Once you’re diagnosed life becomes a whirlwind and since May 2nd I’ve had surgery, I am currently going through chemotherapy, I am scheduled for about 35 radiation treatments that will be given to me every day except weekends and when all is said and done I will have 5 years of drug therapy to hopefully prevent a future reoccurrence.
As I said, I’m an optimistic person by nature and will ALWAYS find the positive in things. I truly believe laughter is the best medicine, so I’ve been doing a lot of laughing and very little crying which didn’t even happen until the day before my first chemo treatment. I was driving alone in my car thinking of my dad who passed away from cancer some years back when the song “You are the Sunshine of My Life” came on the radio which was his song for “his girls”.) It was at that time that the magnitude of it all hit me. So I pulled the car over, gave into the moment and cried my eyes out.
After I stopped, I took the timing of my melt down as a sign that my dad was going to be with me when I had my first chemo treatment the next day, which I then realized would have been my parents anniversary. On that day any fears vanished when I found out that my chemo nurse’s name was Honey; which is what my dad’s side of the family calls my mom. Her actual name is Marilyn but evidently nicknames were popular in “her group” and Honey became her hers . Thank G-d because Bunny and Toots were her other friends in the group.
I consider myself the luckiest women in the world because of my family, and it is their existence that expands my heart every day. From the beginning I knew that I’d rather live without breasts then die with them. I knew I would do whatever it would take to kill my cancer. So I’m doing all that I can and I know I WILL LIVE to dance at my grandchildren’s wedding (not that I have any at this point, but why should that stop me!)
I will not let my breast cancer define me, but I will be defined by having it. I am and forever will be a survivor!
As for why I picked Making Strides and the location of West Hollywood … I wanted to do something about having breast cancer but I didn’t know which organization I wanted to be part of. What I loved about Making Strides is that this event is a Celebration of Survivorship and Hope. When I saw that there was a walk in West Hollywood, I knew that was where I wanted to walk because I feel that is West Hollywood is about.
All too many of the population had to survive before they were able to hope. I am an upbeat person that likes to have fun and enjoy life, what better place then to celebrate my survivorship then there!
As for how I raised funds, I have a Jewish mother and I’m her baby … need I say more? So between the mahjong ladies and the friends she has made over the years, she was relentless. I have family and friends who love me dearly.

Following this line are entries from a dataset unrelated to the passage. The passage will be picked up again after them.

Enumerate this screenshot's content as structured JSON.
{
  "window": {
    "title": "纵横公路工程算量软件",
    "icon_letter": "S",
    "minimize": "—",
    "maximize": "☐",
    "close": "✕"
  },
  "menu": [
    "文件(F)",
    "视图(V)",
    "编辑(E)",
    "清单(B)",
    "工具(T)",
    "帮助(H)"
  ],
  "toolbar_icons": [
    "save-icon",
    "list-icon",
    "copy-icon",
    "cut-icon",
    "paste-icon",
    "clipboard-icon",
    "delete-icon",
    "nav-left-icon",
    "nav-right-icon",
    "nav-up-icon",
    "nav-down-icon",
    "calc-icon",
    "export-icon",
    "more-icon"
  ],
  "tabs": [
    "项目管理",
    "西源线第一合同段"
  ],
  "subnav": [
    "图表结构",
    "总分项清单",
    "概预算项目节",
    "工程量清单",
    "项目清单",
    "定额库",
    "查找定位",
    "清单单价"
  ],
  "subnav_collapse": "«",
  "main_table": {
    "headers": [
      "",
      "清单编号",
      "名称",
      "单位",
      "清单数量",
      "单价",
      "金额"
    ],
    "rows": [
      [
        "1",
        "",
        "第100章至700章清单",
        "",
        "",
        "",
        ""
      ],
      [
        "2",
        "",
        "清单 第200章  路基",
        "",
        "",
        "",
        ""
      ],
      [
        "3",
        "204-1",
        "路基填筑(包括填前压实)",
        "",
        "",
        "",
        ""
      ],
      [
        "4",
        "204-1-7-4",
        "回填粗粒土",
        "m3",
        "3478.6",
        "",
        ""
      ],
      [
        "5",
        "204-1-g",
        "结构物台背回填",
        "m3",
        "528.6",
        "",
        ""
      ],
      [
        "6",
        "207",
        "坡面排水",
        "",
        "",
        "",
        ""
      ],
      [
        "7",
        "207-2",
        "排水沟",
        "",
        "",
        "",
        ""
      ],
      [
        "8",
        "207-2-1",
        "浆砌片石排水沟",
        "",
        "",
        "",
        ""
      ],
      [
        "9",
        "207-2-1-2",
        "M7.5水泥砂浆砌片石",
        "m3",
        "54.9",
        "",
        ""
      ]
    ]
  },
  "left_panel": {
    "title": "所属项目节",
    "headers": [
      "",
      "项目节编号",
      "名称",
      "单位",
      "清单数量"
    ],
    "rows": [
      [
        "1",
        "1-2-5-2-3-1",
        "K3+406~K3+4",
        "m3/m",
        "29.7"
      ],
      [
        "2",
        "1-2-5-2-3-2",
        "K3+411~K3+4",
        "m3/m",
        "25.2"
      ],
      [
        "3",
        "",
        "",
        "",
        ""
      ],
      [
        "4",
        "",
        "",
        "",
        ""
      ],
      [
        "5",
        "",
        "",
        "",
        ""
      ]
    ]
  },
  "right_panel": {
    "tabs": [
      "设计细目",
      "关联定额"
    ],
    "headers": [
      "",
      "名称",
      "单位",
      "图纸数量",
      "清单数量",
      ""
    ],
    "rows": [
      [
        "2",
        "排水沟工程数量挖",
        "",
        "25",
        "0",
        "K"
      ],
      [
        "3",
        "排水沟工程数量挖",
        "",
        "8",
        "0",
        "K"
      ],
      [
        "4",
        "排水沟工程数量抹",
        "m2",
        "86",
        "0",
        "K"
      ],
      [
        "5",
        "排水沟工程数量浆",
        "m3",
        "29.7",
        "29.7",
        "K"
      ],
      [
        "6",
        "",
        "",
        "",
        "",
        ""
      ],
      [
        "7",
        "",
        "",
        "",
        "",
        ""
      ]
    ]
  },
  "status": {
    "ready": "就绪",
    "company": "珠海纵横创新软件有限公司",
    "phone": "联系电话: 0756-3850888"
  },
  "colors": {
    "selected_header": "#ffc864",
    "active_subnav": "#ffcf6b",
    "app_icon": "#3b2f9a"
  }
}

I used Facebook and posted on my own personal page, my college page, my summer camp page and probably to my children’s chagrin their pages. I sent out emails via MSABC and from my own personal emails to raise funds.
This is a sample of what I sent out: